## ABOUT THIS TASK
Write out each line below precisely, passing over the pictures.

## INPUT FOR THIS TASK
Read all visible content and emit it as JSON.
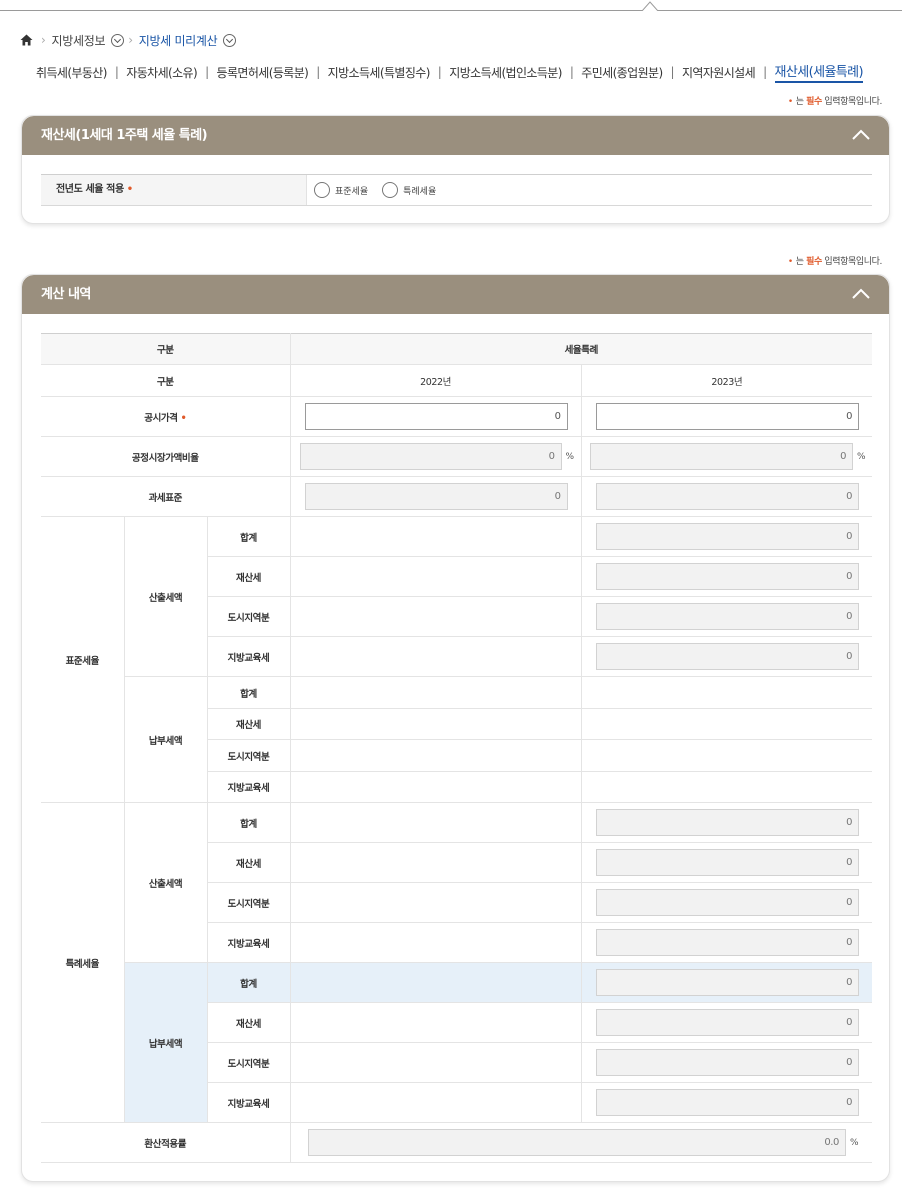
{
  "breadcrumb": {
    "level1": "지방세정보",
    "level2": "지방세 미리계산"
  },
  "tabs": [
    {
      "label": "취득세(부동산)"
    },
    {
      "label": "자동차세(소유)"
    },
    {
      "label": "등록면허세(등록분)"
    },
    {
      "label": "지방소득세(특별징수)"
    },
    {
      "label": "지방소득세(법인소득분)"
    },
    {
      "label": "주민세(종업원분)"
    },
    {
      "label": "지역자원시설세"
    },
    {
      "label": "재산세(세율특례)",
      "active": true
    }
  ],
  "required_note": {
    "marker": "•",
    "pre": "는 ",
    "emph": "필수",
    "post": " 입력항목입니다."
  },
  "panel1": {
    "title": "재산세(1세대 1주택 세율 특례)",
    "field_label": "전년도 세율 적용",
    "required_mark": "•",
    "options": [
      "표준세율",
      "특례세율"
    ]
  },
  "panel2": {
    "title": "계산 내역",
    "header": {
      "col1": "구분",
      "col2": "세율특례"
    },
    "sub_header": {
      "label": "구분",
      "year1": "2022년",
      "year2": "2023년"
    },
    "rows": {
      "public_price": {
        "label": "공시가격",
        "req": "•",
        "v1": "0",
        "v2": "0"
      },
      "fair_ratio": {
        "label": "공정시장가액비율",
        "v1": "0",
        "v2": "0",
        "unit": "%"
      },
      "tax_base": {
        "label": "과세표준",
        "v1": "0",
        "v2": "0"
      },
      "standard": "표준세율",
      "special": "특례세율",
      "computed": "산출세액",
      "payable": "납부세액",
      "items": [
        "합계",
        "재산세",
        "도시지역분",
        "지방교육세"
      ],
      "std_computed_values": [
        "0",
        "0",
        "0",
        "0"
      ],
      "sp_computed_values": [
        "0",
        "0",
        "0",
        "0"
      ],
      "sp_payable_values": [
        "0",
        "0",
        "0",
        "0"
      ],
      "conversion": {
        "label": "환산적용률",
        "value": "0.0",
        "unit": "%"
      }
    }
  },
  "colors": {
    "header_bg": "#9a8f7e",
    "accent": "#1a55a6",
    "required": "#e05a2b",
    "highlight": "#e6f0f9"
  }
}
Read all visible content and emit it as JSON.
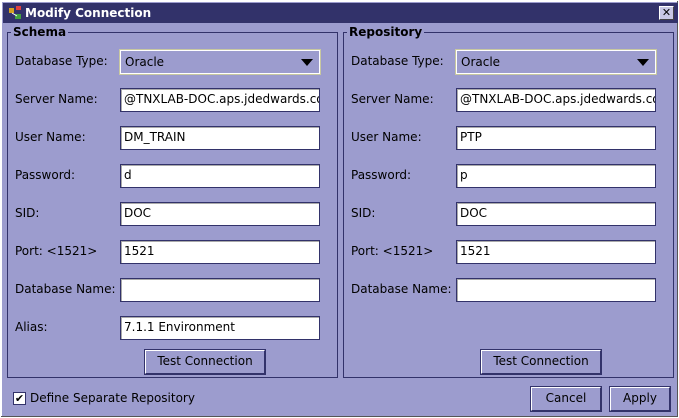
{
  "window": {
    "title": "Modify Connection"
  },
  "schema": {
    "title": "Schema",
    "database_type_label": "Database Type:",
    "database_type_value": "Oracle",
    "server_name_label": "Server Name:",
    "server_name_value": "@TNXLAB-DOC.aps.jdedwards.com",
    "user_name_label": "User Name:",
    "user_name_value": "DM_TRAIN",
    "password_label": "Password:",
    "password_value": "d",
    "sid_label": "SID:",
    "sid_value": "DOC",
    "port_label": "Port: <1521>",
    "port_value": "1521",
    "database_name_label": "Database Name:",
    "database_name_value": "",
    "alias_label": "Alias:",
    "alias_value": "7.1.1 Environment",
    "test_button": "Test Connection"
  },
  "repository": {
    "title": "Repository",
    "database_type_label": "Database Type:",
    "database_type_value": "Oracle",
    "server_name_label": "Server Name:",
    "server_name_value": "@TNXLAB-DOC.aps.jdedwards.com",
    "user_name_label": "User Name:",
    "user_name_value": "PTP",
    "password_label": "Password:",
    "password_value": "p",
    "sid_label": "SID:",
    "sid_value": "DOC",
    "port_label": "Port: <1521>",
    "port_value": "1521",
    "database_name_label": "Database Name:",
    "database_name_value": "",
    "test_button": "Test Connection"
  },
  "footer": {
    "define_separate_label": "Define Separate Repository",
    "define_separate_checked": true,
    "cancel_button": "Cancel",
    "apply_button": "Apply"
  },
  "colors": {
    "background": "#9c9cce",
    "titlebar": "#32326a"
  },
  "icons": {
    "app": "connection-app-icon",
    "close": "close-icon",
    "check": "check-icon"
  }
}
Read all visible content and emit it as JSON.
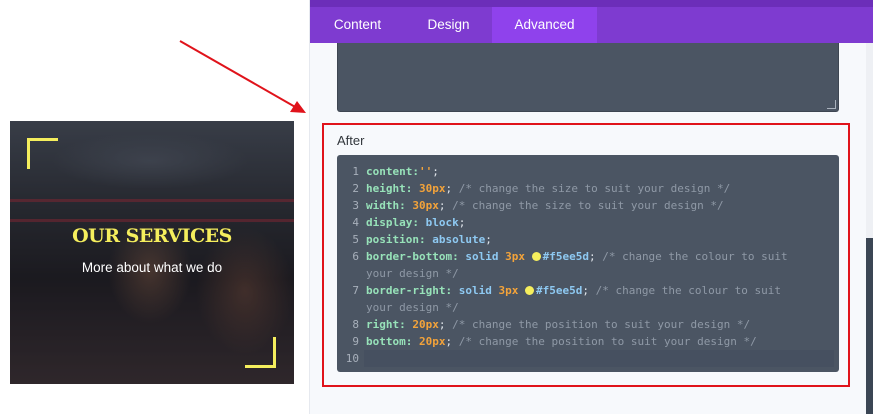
{
  "preview": {
    "title": "OUR SERVICES",
    "subtitle": "More about what we do",
    "accent_color": "#f5ee5d"
  },
  "tabs": [
    {
      "label": "Content",
      "active": false
    },
    {
      "label": "Design",
      "active": false
    },
    {
      "label": "Advanced",
      "active": true
    }
  ],
  "after_label": "After",
  "code_lines": [
    {
      "n": "1",
      "tokens": [
        {
          "t": "content:",
          "c": "p"
        },
        {
          "t": "''",
          "c": "s"
        },
        {
          "t": ";",
          "c": "pu"
        }
      ]
    },
    {
      "n": "2",
      "tokens": [
        {
          "t": "height: ",
          "c": "p"
        },
        {
          "t": "30px",
          "c": "v"
        },
        {
          "t": "; ",
          "c": "pu"
        },
        {
          "t": "/* change the size to suit your design */",
          "c": "c"
        }
      ]
    },
    {
      "n": "3",
      "tokens": [
        {
          "t": "width: ",
          "c": "p"
        },
        {
          "t": "30px",
          "c": "v"
        },
        {
          "t": "; ",
          "c": "pu"
        },
        {
          "t": "/* change the size to suit your design */",
          "c": "c"
        }
      ]
    },
    {
      "n": "4",
      "tokens": [
        {
          "t": "display: ",
          "c": "p"
        },
        {
          "t": "block",
          "c": "k"
        },
        {
          "t": ";",
          "c": "pu"
        }
      ]
    },
    {
      "n": "5",
      "tokens": [
        {
          "t": "position: ",
          "c": "p"
        },
        {
          "t": "absolute",
          "c": "k"
        },
        {
          "t": ";",
          "c": "pu"
        }
      ]
    },
    {
      "n": "6",
      "tokens": [
        {
          "t": "border-bottom: ",
          "c": "p"
        },
        {
          "t": "solid ",
          "c": "k"
        },
        {
          "t": "3px ",
          "c": "v"
        },
        {
          "t": "",
          "c": "sw"
        },
        {
          "t": "#f5ee5d",
          "c": "k"
        },
        {
          "t": "; ",
          "c": "pu"
        },
        {
          "t": "/* change the colour to suit",
          "c": "c"
        }
      ]
    },
    {
      "n": "",
      "tokens": [
        {
          "t": "your design */",
          "c": "c"
        }
      ]
    },
    {
      "n": "7",
      "tokens": [
        {
          "t": "border-right: ",
          "c": "p"
        },
        {
          "t": "solid ",
          "c": "k"
        },
        {
          "t": "3px ",
          "c": "v"
        },
        {
          "t": "",
          "c": "sw"
        },
        {
          "t": "#f5ee5d",
          "c": "k"
        },
        {
          "t": "; ",
          "c": "pu"
        },
        {
          "t": "/* change the colour to suit",
          "c": "c"
        }
      ]
    },
    {
      "n": "",
      "tokens": [
        {
          "t": "your design */",
          "c": "c"
        }
      ]
    },
    {
      "n": "8",
      "tokens": [
        {
          "t": "right: ",
          "c": "p"
        },
        {
          "t": "20px",
          "c": "v"
        },
        {
          "t": "; ",
          "c": "pu"
        },
        {
          "t": "/* change the position to suit your design */",
          "c": "c"
        }
      ]
    },
    {
      "n": "9",
      "tokens": [
        {
          "t": "bottom: ",
          "c": "p"
        },
        {
          "t": "20px",
          "c": "v"
        },
        {
          "t": "; ",
          "c": "pu"
        },
        {
          "t": "/* change the position to suit your design */",
          "c": "c"
        }
      ]
    },
    {
      "n": "10",
      "tokens": []
    }
  ],
  "colors": {
    "tab_bar": "#7e3bd0",
    "tab_active": "#8f42ec",
    "editor_bg": "#4b5563",
    "highlight_box": "#e0131b",
    "arrow": "#e0131b"
  }
}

## ANSWER SECTION
Read all visible content and emit it as JSON.
{
  "breadcrumb": {
    "level1": "지방세정보",
    "level2": "지방세 미리계산"
  },
  "tabs": [
    {
      "label": "취득세(부동산)"
    },
    {
      "label": "자동차세(소유)"
    },
    {
      "label": "등록면허세(등록분)"
    },
    {
      "label": "지방소득세(특별징수)"
    },
    {
      "label": "지방소득세(법인소득분)"
    },
    {
      "label": "주민세(종업원분)"
    },
    {
      "label": "지역자원시설세"
    },
    {
      "label": "재산세(세율특례)",
      "active": true
    }
  ],
  "required_note": {
    "marker": "•",
    "pre": "는 ",
    "emph": "필수",
    "post": " 입력항목입니다."
  },
  "panel1": {
    "title": "재산세(1세대 1주택 세율 특례)",
    "field_label": "전년도 세율 적용",
    "required_mark": "•",
    "options": [
      "표준세율",
      "특례세율"
    ]
  },
  "panel2": {
    "title": "계산 내역",
    "header": {
      "col1": "구분",
      "col2": "세율특례"
    },
    "sub_header": {
      "label": "구분",
      "year1": "2022년",
      "year2": "2023년"
    },
    "rows": {
      "public_price": {
        "label": "공시가격",
        "req": "•",
        "v1": "0",
        "v2": "0"
      },
      "fair_ratio": {
        "label": "공정시장가액비율",
        "v1": "0",
        "v2": "0",
        "unit": "%"
      },
      "tax_base": {
        "label": "과세표준",
        "v1": "0",
        "v2": "0"
      },
      "standard": "표준세율",
      "special": "특례세율",
      "computed": "산출세액",
      "payable": "납부세액",
      "items": [
        "합계",
        "재산세",
        "도시지역분",
        "지방교육세"
      ],
      "std_computed_values": [
        "0",
        "0",
        "0",
        "0"
      ],
      "sp_computed_values": [
        "0",
        "0",
        "0",
        "0"
      ],
      "sp_payable_values": [
        "0",
        "0",
        "0",
        "0"
      ],
      "conversion": {
        "label": "환산적용률",
        "value": "0.0",
        "unit": "%"
      }
    }
  },
  "colors": {
    "header_bg": "#9a8f7e",
    "accent": "#1a55a6",
    "required": "#e05a2b",
    "highlight": "#e6f0f9"
  }
}
Read all visible content and emit it as JSON.
{
  "window": {
    "title": "Modify Connection"
  },
  "schema": {
    "title": "Schema",
    "database_type_label": "Database Type:",
    "database_type_value": "Oracle",
    "server_name_label": "Server Name:",
    "server_name_value": "@TNXLAB-DOC.aps.jdedwards.com",
    "user_name_label": "User Name:",
    "user_name_value": "DM_TRAIN",
    "password_label": "Password:",
    "password_value": "d",
    "sid_label": "SID:",
    "sid_value": "DOC",
    "port_label": "Port: <1521>",
    "port_value": "1521",
    "database_name_label": "Database Name:",
    "database_name_value": "",
    "alias_label": "Alias:",
    "alias_value": "7.1.1 Environment",
    "test_button": "Test Connection"
  },
  "repository": {
    "title": "Repository",
    "database_type_label": "Database Type:",
    "database_type_value": "Oracle",
    "server_name_label": "Server Name:",
    "server_name_value": "@TNXLAB-DOC.aps.jdedwards.com",
    "user_name_label": "User Name:",
    "user_name_value": "PTP",
    "password_label": "Password:",
    "password_value": "p",
    "sid_label": "SID:",
    "sid_value": "DOC",
    "port_label": "Port: <1521>",
    "port_value": "1521",
    "database_name_label": "Database Name:",
    "database_name_value": "",
    "test_button": "Test Connection"
  },
  "footer": {
    "define_separate_label": "Define Separate Repository",
    "define_separate_checked": true,
    "cancel_button": "Cancel",
    "apply_button": "Apply"
  },
  "colors": {
    "background": "#9c9cce",
    "titlebar": "#32326a"
  },
  "icons": {
    "app": "connection-app-icon",
    "close": "close-icon",
    "check": "check-icon"
  }
}
Read all visible content and emit it as JSON.
{
  "preview": {
    "title": "OUR SERVICES",
    "subtitle": "More about what we do",
    "accent_color": "#f5ee5d"
  },
  "tabs": [
    {
      "label": "Content",
      "active": false
    },
    {
      "label": "Design",
      "active": false
    },
    {
      "label": "Advanced",
      "active": true
    }
  ],
  "after_label": "After",
  "code_lines": [
    {
      "n": "1",
      "tokens": [
        {
          "t": "content:",
          "c": "p"
        },
        {
          "t": "''",
          "c": "s"
        },
        {
          "t": ";",
          "c": "pu"
        }
      ]
    },
    {
      "n": "2",
      "tokens": [
        {
          "t": "height: ",
          "c": "p"
        },
        {
          "t": "30px",
          "c": "v"
        },
        {
          "t": "; ",
          "c": "pu"
        },
        {
          "t": "/* change the size to suit your design */",
          "c": "c"
        }
      ]
    },
    {
      "n": "3",
      "tokens": [
        {
          "t": "width: ",
          "c": "p"
        },
        {
          "t": "30px",
          "c": "v"
        },
        {
          "t": "; ",
          "c": "pu"
        },
        {
          "t": "/* change the size to suit your design */",
          "c": "c"
        }
      ]
    },
    {
      "n": "4",
      "tokens": [
        {
          "t": "display: ",
          "c": "p"
        },
        {
          "t": "block",
          "c": "k"
        },
        {
          "t": ";",
          "c": "pu"
        }
      ]
    },
    {
      "n": "5",
      "tokens": [
        {
          "t": "position: ",
          "c": "p"
        },
        {
          "t": "absolute",
          "c": "k"
        },
        {
          "t": ";",
          "c": "pu"
        }
      ]
    },
    {
      "n": "6",
      "tokens": [
        {
          "t": "border-bottom: ",
          "c": "p"
        },
        {
          "t": "solid ",
          "c": "k"
        },
        {
          "t": "3px ",
          "c": "v"
        },
        {
          "t": "",
          "c": "sw"
        },
        {
          "t": "#f5ee5d",
          "c": "k"
        },
        {
          "t": "; ",
          "c": "pu"
        },
        {
          "t": "/* change the colour to suit",
          "c": "c"
        }
      ]
    },
    {
      "n": "",
      "tokens": [
        {
          "t": "your design */",
          "c": "c"
        }
      ]
    },
    {
      "n": "7",
      "tokens": [
        {
          "t": "border-right: ",
          "c": "p"
        },
        {
          "t": "solid ",
          "c": "k"
        },
        {
          "t": "3px ",
          "c": "v"
        },
        {
          "t": "",
          "c": "sw"
        },
        {
          "t": "#f5ee5d",
          "c": "k"
        },
        {
          "t": "; ",
          "c": "pu"
        },
        {
          "t": "/* change the colour to suit",
          "c": "c"
        }
      ]
    },
    {
      "n": "",
      "tokens": [
        {
          "t": "your design */",
          "c": "c"
        }
      ]
    },
    {
      "n": "8",
      "tokens": [
        {
          "t": "right: ",
          "c": "p"
        },
        {
          "t": "20px",
          "c": "v"
        },
        {
          "t": "; ",
          "c": "pu"
        },
        {
          "t": "/* change the position to suit your design */",
          "c": "c"
        }
      ]
    },
    {
      "n": "9",
      "tokens": [
        {
          "t": "bottom: ",
          "c": "p"
        },
        {
          "t": "20px",
          "c": "v"
        },
        {
          "t": "; ",
          "c": "pu"
        },
        {
          "t": "/* change the position to suit your design */",
          "c": "c"
        }
      ]
    },
    {
      "n": "10",
      "tokens": []
    }
  ],
  "colors": {
    "tab_bar": "#7e3bd0",
    "tab_active": "#8f42ec",
    "editor_bg": "#4b5563",
    "highlight_box": "#e0131b",
    "arrow": "#e0131b"
  }
}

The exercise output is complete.